Human rights groups Amnesty International (AI) [official website] and Human Rights Watch (HRW) [official website] on Tuesday said they have evidence that the Sudanese army has committed war crimes [press release] in the country's South Kordofan region. Researchers from the two advocacy groups visited the Nuba Mountain region of South Kordofan where they "documented 13 separate bombing incidents in Kauda, Delami and Kurchi towns alone, in which at least 26 civilians were killed and more than 45 others injured since mid-June." The researchers claim bombings occurred on a continuous basis during their time in the region. They argue that the use of unguided bombs dropped from high altitude on nonmilitary targets is a violation of international human rights law.

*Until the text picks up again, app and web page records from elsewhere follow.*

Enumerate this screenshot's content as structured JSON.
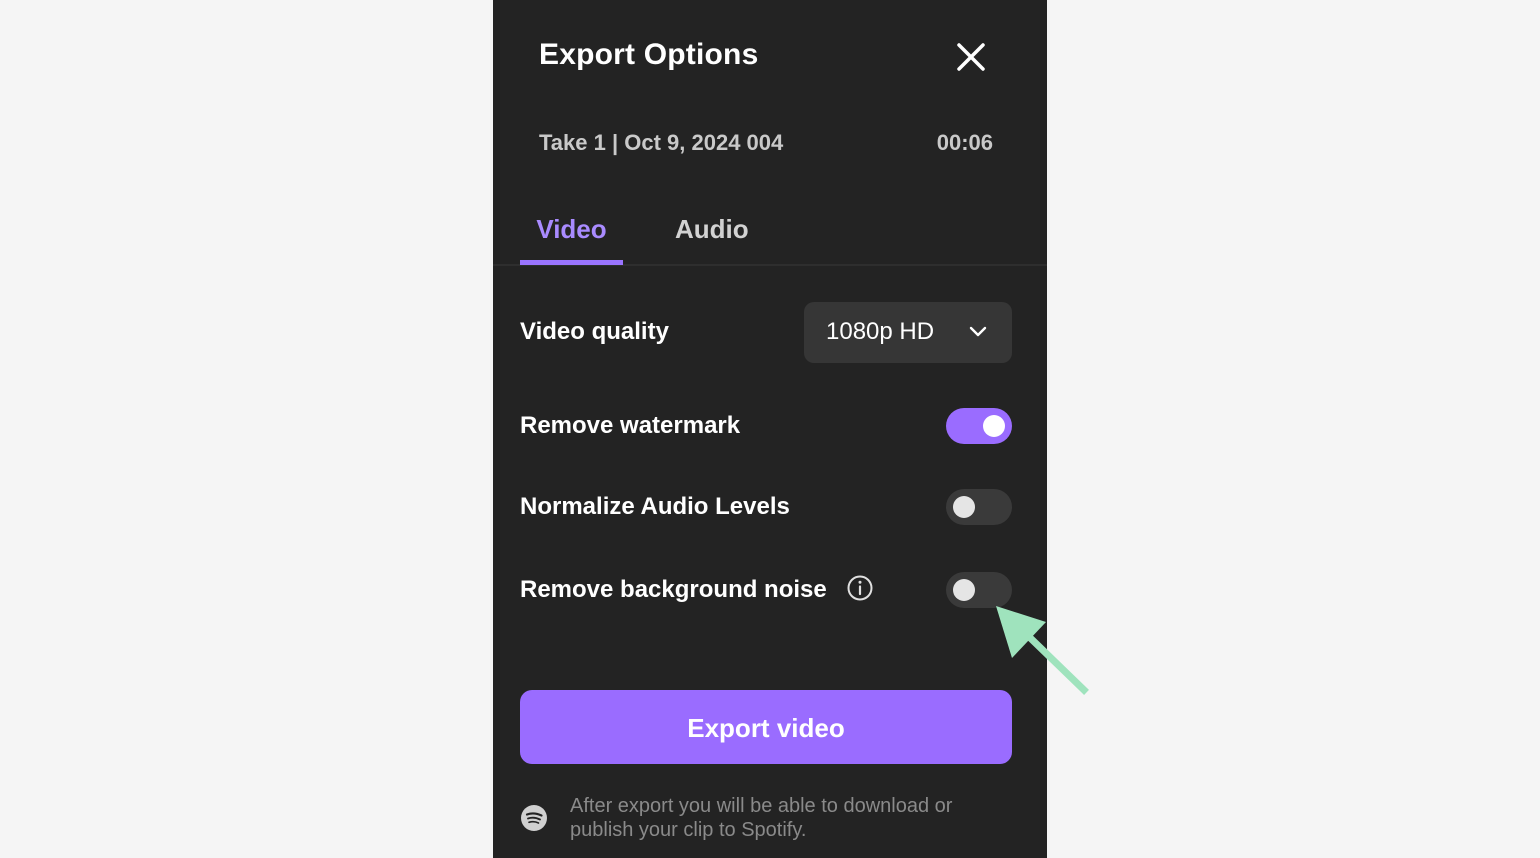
{
  "dialog": {
    "title": "Export Options",
    "take_name": "Take 1 | Oct 9, 2024 004",
    "take_duration": "00:06"
  },
  "tabs": [
    {
      "label": "Video",
      "active": true
    },
    {
      "label": "Audio",
      "active": false
    }
  ],
  "settings": {
    "video_quality": {
      "label": "Video quality",
      "selected": "1080p HD"
    },
    "remove_watermark": {
      "label": "Remove watermark",
      "enabled": true
    },
    "normalize_audio": {
      "label": "Normalize Audio Levels",
      "enabled": false
    },
    "remove_noise": {
      "label": "Remove background noise",
      "enabled": false
    }
  },
  "actions": {
    "export_label": "Export video"
  },
  "footer": {
    "note": "After export you will be able to download or publish your clip to Spotify."
  },
  "colors": {
    "accent": "#9a6cff",
    "panel_bg": "#232323",
    "annotation_arrow": "#9fe3bd"
  },
  "icons": {
    "close": "close-icon",
    "chevron": "chevron-down-icon",
    "info": "info-icon",
    "footer": "spotify-icon"
  }
}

Amnesty International's Erwin van der Borght called for the UN Security Council [official website] to "condemn in the strongest possible terms the ongoing human rights violations in the Nuba Mountains, and mandate an independent inquiry to investigate abuses committed by parties to the conflict in Southern Kordofan since 5 June."
The UN Security Council last month called for an end to fighting [JURIST report] in South Kordofan. South Kordofan, which has been held by the Sudan People's Liberation Army (SPLA) since the 2005 peace deal that stifled Sudan's civil war, is a state in the center of Sudan, and has been a disputed territory between Sudan and South Sudan due to its oil reserves. Sudan's army, the Sudanese Armed Forces (SAF), took over Abyei, a district in the state, in May, causing a rebuke and demand for withdrawal [JURIST report] by the UN. The UN confirmed reports of bombing and shelling in and around Abyei by the SAF, as well as widespread looting and burning of houses. Aid workers estimate 40,000 people have fled the area [BBC report]. While the UN has said that attacks on its peacekeepers amount to war crimes under international law, both the UN and the US have called on the northern troops to withdraw from Abyei. From the northern capital of Khartoum President Omar al-Bashir [BBC profile; JURIST news archive] has stated he will not withdraw troops from the region and insisted that the area belongs to the north. An International Criminal Court (ICC) [official website] case is open against al-Bashir and several nations have been urged to arrest him on sight including: China, Malaysia, Djibouti, Kenya and Chad [JURIST reports].